Your objective: Scan the entries for the word "volume", and copy every line where it appears.

Given data:
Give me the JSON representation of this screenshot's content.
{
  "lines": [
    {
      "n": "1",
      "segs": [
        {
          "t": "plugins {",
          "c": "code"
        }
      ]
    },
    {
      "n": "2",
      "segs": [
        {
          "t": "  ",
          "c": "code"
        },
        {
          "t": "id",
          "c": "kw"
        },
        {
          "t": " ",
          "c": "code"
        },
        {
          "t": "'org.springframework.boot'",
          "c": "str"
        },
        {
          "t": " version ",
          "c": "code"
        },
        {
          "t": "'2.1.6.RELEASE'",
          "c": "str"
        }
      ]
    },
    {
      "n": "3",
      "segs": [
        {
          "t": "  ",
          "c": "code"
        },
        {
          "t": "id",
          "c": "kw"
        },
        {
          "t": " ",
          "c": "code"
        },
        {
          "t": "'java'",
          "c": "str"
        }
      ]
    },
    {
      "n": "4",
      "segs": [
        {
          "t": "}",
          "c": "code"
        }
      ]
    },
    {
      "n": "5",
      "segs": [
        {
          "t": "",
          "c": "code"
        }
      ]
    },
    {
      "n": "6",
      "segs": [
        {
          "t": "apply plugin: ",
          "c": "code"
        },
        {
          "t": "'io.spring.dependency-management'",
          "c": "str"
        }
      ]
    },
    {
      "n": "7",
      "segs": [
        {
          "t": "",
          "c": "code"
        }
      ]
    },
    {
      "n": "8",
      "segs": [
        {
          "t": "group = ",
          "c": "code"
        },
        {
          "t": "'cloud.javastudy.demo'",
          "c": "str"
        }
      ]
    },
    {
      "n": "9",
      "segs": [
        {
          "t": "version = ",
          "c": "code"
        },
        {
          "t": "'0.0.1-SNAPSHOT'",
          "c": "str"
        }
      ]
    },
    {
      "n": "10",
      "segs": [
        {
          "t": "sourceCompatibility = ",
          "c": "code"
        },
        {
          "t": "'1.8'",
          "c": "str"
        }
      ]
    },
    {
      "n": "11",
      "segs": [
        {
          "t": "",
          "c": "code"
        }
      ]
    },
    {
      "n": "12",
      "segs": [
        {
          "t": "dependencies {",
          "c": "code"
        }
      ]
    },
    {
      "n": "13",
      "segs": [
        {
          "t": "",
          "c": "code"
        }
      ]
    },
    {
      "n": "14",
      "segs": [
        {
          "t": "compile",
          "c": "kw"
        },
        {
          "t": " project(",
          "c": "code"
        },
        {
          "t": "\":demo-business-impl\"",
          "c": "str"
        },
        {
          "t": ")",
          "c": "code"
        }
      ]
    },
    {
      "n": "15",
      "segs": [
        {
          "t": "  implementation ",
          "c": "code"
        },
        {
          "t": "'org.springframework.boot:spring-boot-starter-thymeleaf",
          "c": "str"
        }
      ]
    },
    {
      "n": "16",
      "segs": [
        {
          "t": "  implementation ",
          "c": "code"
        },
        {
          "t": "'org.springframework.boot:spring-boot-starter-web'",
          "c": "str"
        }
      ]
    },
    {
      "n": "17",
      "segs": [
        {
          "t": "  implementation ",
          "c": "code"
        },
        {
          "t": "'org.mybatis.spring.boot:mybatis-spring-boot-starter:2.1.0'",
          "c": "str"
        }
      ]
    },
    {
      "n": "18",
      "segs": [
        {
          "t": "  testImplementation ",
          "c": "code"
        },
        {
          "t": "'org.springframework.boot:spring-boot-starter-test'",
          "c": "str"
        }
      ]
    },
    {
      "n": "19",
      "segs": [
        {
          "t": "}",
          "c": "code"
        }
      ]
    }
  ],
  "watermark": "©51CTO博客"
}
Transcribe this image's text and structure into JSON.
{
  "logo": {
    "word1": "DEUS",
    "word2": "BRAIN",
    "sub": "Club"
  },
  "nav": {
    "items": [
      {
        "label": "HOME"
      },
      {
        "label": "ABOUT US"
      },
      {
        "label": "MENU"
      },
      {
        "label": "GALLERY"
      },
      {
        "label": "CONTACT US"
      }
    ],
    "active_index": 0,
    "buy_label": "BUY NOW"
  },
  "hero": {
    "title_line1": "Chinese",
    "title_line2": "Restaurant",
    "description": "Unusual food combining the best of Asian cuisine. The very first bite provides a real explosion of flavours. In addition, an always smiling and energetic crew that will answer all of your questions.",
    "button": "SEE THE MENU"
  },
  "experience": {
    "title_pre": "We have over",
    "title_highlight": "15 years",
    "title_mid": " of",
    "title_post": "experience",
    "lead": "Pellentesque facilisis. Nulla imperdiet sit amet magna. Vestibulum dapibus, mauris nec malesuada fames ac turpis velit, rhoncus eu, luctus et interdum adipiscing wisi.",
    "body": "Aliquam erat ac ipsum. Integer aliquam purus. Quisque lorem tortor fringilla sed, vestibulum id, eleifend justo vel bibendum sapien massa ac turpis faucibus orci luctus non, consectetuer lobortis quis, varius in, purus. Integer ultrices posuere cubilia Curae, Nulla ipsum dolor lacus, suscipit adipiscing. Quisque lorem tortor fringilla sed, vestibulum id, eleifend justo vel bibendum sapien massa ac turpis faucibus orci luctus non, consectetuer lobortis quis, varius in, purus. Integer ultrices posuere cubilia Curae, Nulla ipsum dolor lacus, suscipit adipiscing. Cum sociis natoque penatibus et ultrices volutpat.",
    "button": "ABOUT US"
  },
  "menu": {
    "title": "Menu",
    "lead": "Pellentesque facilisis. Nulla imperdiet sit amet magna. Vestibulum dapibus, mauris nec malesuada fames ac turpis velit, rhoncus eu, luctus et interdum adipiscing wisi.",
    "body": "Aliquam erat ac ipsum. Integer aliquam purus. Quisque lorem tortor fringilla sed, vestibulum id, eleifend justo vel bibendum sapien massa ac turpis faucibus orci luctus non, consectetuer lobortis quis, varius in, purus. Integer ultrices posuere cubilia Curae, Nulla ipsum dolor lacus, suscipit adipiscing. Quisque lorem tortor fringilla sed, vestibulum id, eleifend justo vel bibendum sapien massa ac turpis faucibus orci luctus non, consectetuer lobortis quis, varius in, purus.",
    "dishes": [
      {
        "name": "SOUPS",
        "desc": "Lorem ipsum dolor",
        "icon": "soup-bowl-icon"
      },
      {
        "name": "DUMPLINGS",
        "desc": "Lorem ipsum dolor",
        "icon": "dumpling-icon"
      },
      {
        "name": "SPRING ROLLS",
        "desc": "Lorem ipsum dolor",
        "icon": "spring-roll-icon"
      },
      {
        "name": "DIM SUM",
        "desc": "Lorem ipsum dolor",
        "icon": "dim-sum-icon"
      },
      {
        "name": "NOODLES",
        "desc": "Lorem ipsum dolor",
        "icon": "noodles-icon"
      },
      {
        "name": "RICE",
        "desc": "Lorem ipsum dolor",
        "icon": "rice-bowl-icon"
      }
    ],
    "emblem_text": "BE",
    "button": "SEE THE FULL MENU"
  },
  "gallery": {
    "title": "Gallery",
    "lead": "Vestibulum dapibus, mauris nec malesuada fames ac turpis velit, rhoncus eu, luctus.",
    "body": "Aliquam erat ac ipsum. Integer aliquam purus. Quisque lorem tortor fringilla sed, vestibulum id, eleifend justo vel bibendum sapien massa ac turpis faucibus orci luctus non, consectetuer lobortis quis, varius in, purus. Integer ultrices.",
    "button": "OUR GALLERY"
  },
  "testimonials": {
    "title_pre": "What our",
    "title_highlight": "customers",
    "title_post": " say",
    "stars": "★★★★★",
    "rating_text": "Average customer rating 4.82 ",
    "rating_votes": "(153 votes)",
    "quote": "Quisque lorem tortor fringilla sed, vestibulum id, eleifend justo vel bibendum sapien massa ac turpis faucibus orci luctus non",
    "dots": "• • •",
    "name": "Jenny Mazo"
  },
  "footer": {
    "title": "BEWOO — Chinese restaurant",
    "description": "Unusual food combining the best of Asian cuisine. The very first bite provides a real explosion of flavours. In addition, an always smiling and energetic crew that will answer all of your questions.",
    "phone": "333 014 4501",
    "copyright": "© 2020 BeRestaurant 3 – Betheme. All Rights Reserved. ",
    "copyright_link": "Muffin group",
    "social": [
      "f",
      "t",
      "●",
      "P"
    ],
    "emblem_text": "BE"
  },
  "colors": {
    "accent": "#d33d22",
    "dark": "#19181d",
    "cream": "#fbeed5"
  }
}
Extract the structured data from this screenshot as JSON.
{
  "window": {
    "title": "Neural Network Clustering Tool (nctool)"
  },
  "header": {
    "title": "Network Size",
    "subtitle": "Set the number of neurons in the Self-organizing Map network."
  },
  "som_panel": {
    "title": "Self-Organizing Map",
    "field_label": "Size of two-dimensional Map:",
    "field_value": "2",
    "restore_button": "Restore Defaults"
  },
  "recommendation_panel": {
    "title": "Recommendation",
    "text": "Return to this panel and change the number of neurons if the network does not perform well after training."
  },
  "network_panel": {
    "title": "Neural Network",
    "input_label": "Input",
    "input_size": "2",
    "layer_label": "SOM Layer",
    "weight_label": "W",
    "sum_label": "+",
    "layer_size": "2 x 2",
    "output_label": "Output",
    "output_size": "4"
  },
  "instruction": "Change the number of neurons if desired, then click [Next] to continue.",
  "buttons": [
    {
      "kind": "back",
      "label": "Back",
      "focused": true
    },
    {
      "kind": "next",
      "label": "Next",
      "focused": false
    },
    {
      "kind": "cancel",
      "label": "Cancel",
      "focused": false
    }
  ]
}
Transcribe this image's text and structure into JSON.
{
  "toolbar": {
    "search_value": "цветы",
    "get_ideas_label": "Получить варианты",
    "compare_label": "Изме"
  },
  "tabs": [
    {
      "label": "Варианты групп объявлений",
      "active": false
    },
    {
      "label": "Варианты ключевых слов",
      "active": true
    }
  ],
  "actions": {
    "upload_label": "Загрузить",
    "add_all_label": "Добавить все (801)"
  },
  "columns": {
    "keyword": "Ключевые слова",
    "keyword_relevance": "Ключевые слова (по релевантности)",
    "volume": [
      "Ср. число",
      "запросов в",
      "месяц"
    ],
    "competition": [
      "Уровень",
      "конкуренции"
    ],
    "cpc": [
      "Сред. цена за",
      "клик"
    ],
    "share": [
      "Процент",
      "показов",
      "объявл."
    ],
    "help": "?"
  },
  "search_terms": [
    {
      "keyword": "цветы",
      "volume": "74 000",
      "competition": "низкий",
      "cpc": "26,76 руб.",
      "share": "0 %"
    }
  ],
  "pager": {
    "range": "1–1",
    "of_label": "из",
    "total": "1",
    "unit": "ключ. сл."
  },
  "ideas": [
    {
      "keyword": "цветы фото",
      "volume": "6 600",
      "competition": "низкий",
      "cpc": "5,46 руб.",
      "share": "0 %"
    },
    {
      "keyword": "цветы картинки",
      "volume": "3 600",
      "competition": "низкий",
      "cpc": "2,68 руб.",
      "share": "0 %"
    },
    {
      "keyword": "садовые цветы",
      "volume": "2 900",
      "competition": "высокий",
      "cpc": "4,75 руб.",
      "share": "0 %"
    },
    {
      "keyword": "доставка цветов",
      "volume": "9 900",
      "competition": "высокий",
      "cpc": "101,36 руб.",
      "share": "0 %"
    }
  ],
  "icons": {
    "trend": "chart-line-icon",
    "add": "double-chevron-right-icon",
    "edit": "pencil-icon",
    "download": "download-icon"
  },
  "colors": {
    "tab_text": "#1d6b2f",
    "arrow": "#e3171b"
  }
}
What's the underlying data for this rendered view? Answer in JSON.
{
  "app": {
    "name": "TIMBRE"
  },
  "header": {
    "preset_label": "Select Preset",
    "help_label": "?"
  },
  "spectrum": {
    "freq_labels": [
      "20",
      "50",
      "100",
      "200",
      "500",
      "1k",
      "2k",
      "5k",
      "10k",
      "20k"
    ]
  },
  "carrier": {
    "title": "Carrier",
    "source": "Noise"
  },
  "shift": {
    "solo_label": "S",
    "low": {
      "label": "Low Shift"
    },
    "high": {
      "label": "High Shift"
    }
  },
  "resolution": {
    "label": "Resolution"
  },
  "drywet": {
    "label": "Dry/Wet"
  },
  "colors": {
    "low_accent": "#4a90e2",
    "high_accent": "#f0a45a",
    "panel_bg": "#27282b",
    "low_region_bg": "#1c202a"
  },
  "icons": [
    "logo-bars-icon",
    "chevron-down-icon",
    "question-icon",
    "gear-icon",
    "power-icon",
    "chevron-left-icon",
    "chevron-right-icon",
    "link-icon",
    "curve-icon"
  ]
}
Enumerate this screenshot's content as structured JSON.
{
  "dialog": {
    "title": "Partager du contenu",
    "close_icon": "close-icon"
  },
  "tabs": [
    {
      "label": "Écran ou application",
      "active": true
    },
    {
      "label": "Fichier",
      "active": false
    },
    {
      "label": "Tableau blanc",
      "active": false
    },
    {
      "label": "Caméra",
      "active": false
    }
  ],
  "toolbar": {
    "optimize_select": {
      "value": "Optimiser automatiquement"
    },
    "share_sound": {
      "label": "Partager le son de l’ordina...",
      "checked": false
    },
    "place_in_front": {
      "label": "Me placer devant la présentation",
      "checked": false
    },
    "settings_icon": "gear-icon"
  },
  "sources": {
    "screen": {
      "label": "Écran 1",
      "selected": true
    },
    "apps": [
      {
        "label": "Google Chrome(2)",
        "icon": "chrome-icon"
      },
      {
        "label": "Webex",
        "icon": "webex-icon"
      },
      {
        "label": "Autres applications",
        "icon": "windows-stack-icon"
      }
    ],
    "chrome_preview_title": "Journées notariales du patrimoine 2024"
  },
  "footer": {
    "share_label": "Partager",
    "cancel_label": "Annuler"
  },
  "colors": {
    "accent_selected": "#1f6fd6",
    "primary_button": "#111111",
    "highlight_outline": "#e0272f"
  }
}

Exercise response:
    "volume": [
      "volume": "74 000",
      "volume": "6 600",
      "volume": "3 600",
      "volume": "2 900",
      "volume": "9 900",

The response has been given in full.